> [What you should do]
Go through the entries below. Copy out every line that contains "this".

(Records drawn from a dataset)
__________
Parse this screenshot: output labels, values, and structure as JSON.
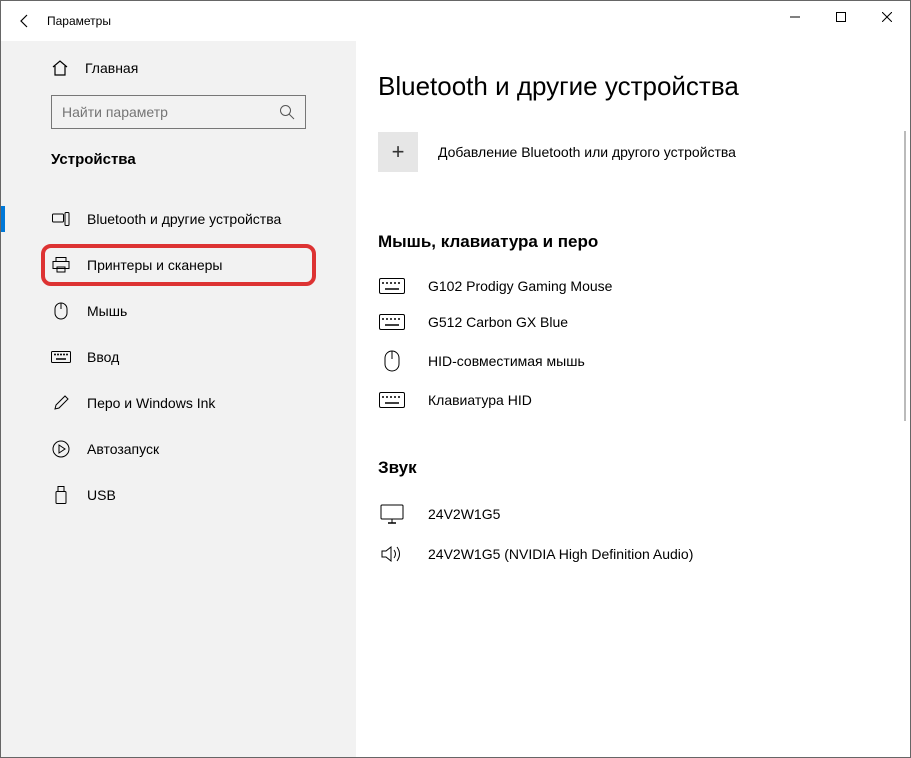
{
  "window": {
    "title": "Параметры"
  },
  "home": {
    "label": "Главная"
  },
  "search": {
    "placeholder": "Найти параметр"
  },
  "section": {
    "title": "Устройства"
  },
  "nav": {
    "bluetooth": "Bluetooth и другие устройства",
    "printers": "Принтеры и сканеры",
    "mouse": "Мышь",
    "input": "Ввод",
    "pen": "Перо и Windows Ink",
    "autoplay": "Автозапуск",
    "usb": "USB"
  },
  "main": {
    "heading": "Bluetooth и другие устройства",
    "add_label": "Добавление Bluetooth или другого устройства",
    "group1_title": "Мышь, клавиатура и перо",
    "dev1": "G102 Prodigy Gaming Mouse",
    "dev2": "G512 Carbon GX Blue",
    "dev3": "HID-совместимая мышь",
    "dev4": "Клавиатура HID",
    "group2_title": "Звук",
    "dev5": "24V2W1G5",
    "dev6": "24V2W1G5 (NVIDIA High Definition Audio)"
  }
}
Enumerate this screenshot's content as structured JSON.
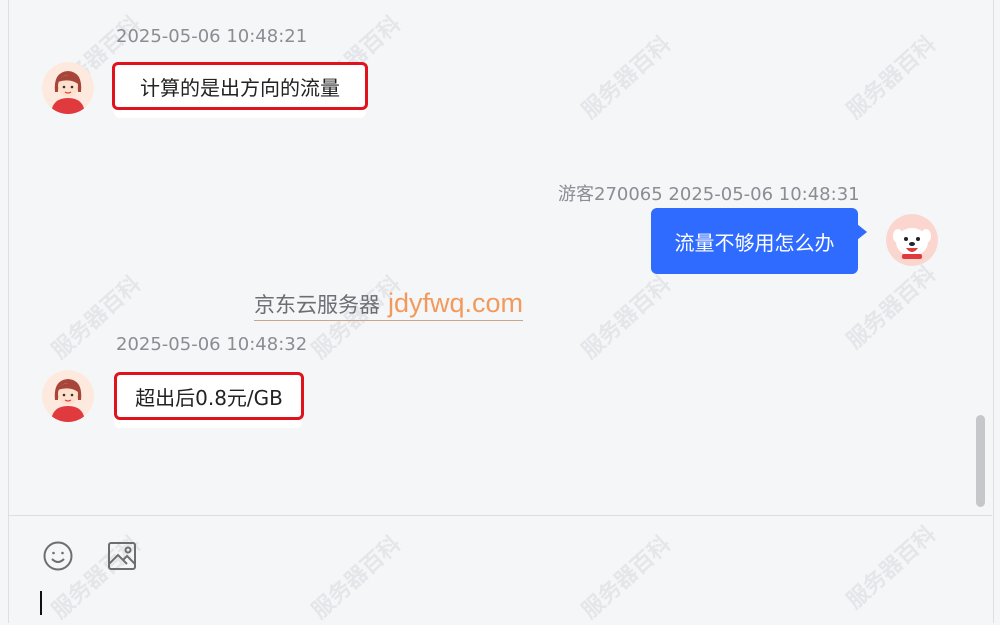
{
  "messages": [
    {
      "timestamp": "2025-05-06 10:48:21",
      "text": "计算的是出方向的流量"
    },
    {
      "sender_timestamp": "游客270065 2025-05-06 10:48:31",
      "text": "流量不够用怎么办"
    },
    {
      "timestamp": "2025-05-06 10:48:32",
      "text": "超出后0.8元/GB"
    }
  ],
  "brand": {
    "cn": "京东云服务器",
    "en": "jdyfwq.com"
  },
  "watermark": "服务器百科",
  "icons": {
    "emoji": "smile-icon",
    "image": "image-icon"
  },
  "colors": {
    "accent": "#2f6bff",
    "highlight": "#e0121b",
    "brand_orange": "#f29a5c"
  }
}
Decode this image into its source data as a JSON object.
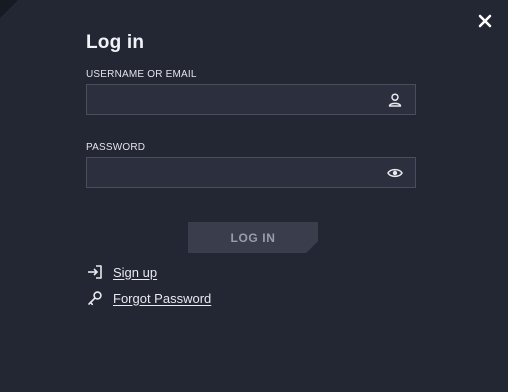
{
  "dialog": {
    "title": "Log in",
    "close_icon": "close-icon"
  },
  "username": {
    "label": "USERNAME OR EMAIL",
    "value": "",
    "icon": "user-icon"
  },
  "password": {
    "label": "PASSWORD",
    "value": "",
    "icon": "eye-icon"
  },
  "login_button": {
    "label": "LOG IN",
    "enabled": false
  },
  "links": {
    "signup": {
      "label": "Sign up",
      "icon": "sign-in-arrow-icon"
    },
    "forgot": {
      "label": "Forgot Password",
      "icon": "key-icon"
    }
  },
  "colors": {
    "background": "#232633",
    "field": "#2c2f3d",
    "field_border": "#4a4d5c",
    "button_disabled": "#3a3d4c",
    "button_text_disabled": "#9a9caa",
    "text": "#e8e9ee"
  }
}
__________
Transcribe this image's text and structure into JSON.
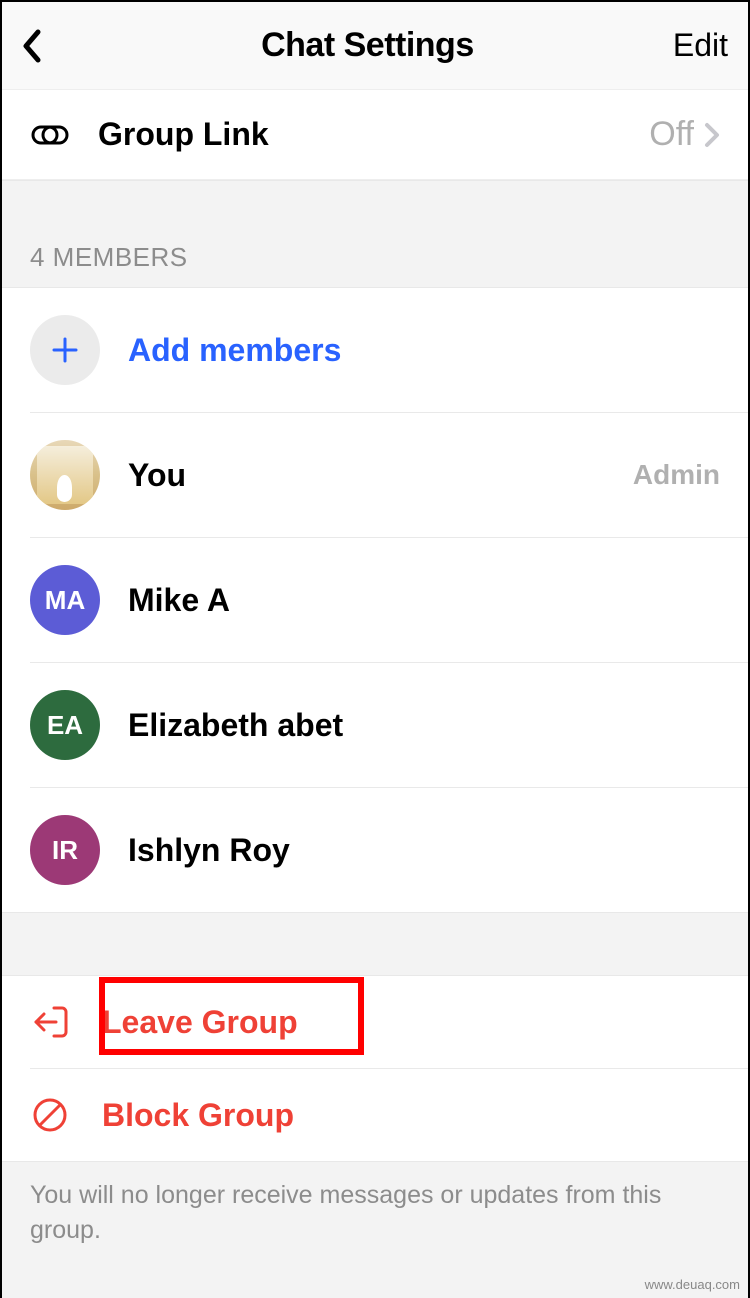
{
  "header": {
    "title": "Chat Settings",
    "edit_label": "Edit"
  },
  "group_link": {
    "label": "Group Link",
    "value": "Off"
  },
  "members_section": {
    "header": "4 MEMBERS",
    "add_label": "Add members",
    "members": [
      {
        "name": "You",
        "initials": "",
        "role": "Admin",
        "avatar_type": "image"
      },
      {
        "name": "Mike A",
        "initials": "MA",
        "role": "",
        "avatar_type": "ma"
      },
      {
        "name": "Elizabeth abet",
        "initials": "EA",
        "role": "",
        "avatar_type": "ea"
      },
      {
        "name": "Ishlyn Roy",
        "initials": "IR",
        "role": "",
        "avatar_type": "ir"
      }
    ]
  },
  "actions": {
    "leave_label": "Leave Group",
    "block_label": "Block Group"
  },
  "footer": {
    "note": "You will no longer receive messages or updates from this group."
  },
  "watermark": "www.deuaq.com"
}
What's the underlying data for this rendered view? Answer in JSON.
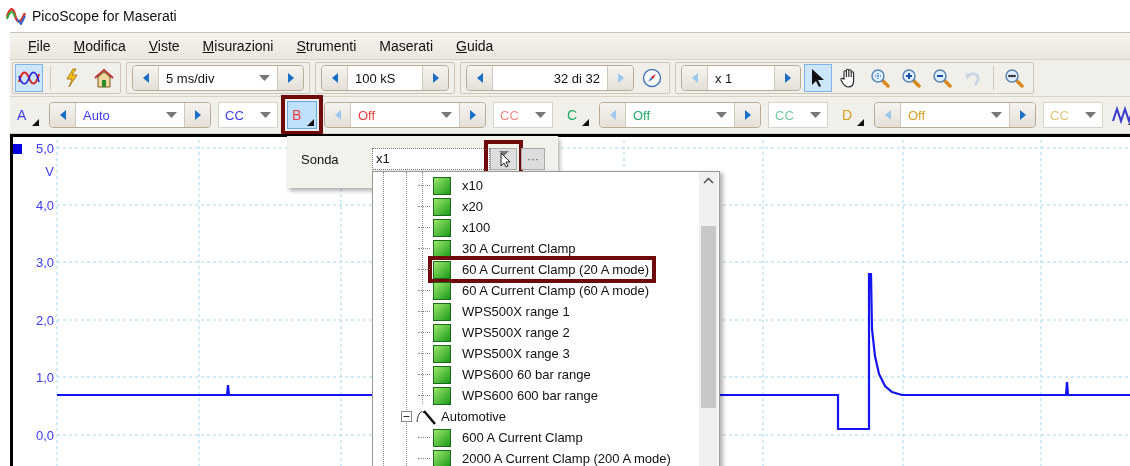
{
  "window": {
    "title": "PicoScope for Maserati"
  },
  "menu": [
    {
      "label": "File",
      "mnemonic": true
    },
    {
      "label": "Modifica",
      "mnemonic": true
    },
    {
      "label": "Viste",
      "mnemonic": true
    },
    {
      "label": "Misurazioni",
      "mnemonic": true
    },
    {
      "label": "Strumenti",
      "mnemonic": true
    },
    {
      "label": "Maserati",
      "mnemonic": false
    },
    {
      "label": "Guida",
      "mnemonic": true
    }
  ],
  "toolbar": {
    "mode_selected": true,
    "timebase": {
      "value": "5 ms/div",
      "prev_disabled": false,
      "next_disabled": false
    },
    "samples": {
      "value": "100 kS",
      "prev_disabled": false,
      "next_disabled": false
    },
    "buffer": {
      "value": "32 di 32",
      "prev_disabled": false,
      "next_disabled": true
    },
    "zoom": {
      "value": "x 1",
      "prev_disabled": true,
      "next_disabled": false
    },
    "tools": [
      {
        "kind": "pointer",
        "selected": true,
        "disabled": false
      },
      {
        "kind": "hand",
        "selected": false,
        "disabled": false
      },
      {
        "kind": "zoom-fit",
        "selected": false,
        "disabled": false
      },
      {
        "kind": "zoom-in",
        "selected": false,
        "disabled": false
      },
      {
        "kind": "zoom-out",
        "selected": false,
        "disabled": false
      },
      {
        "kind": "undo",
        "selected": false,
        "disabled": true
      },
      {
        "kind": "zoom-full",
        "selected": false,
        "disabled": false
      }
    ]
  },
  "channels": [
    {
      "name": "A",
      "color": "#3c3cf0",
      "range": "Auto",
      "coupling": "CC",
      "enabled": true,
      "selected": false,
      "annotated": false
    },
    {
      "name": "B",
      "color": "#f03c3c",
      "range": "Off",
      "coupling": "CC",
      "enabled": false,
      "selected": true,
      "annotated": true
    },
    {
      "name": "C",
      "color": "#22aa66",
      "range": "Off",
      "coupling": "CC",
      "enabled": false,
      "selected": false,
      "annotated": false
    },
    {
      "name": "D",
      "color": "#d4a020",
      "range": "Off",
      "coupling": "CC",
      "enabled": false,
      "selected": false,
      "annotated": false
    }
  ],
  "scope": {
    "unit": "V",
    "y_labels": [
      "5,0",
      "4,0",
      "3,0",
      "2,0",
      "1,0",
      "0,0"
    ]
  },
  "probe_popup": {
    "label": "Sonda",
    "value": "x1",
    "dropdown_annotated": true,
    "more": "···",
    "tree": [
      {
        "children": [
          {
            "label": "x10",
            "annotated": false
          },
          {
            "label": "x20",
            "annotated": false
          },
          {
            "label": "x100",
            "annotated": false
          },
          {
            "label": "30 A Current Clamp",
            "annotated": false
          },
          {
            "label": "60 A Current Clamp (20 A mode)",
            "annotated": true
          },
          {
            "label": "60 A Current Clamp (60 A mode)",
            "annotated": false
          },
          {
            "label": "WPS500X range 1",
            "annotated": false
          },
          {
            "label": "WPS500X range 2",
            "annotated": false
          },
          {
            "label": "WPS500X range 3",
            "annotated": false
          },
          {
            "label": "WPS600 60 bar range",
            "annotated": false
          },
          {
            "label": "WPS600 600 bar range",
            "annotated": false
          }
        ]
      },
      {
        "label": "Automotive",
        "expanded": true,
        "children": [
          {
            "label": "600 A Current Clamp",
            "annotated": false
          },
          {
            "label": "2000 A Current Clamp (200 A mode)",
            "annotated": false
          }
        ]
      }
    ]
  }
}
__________
> [Exercise result]
Parse this screenshot: output labels, values, and structure as JSON.
Enumerate this screenshot's content as structured JSON.
Decode this image into its source data as a JSON object.
Transcribe this image's text and structure into JSON.
    "note": "You will no longer receive messages or updates from this group."
What's the underlying data for this rendered view? Answer in JSON.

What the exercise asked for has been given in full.